» WHAT NEEDS TO BE DONE:
Word for word, retype the tail of the data below, starting with the line that has "Parse this screenshot: output" and including the last line.

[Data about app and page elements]

== Segment start ==

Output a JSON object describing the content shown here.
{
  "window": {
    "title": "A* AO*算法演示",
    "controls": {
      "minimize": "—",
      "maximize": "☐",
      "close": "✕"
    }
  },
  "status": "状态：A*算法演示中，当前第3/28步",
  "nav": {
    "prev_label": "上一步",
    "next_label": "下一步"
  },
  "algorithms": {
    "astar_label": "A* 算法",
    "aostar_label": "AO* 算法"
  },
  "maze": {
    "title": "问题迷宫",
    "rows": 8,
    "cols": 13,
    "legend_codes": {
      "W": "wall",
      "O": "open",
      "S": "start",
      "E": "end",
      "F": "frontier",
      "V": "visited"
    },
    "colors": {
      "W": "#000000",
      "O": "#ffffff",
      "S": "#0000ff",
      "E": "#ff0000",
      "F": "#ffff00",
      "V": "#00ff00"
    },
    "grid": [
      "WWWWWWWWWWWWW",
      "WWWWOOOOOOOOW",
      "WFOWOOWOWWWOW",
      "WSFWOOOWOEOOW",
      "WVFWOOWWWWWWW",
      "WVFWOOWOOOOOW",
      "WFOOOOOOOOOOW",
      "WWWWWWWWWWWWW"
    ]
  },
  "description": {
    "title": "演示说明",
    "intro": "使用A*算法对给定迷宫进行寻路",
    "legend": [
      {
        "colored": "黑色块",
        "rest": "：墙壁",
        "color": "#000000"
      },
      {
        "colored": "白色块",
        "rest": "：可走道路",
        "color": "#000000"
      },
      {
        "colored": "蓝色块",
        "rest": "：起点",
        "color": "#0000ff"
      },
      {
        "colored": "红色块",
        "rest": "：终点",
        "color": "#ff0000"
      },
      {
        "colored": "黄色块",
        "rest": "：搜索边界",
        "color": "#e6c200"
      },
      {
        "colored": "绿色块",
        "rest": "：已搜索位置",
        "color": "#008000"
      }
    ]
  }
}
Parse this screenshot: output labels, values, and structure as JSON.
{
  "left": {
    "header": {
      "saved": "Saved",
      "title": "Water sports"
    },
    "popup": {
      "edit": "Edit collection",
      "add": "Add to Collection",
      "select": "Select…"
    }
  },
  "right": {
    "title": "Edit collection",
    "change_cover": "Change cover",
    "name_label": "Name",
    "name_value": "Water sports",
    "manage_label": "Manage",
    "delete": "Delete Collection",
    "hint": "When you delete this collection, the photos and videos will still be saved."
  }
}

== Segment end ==

» RESPONSE:
Parse this screenshot: output labels, values, and structure as JSON.
{
  "left": {
    "header": {
      "saved": "Saved",
      "title": "Water sports"
    },
    "popup": {
      "edit": "Edit collection",
      "add": "Add to Collection",
      "select": "Select…"
    }
  },
  "right": {
    "title": "Edit collection",
    "change_cover": "Change cover",
    "name_label": "Name",
    "name_value": "Water sports",
    "manage_label": "Manage",
    "delete": "Delete Collection",
    "hint": "When you delete this collection, the photos and videos will still be saved."
  }
}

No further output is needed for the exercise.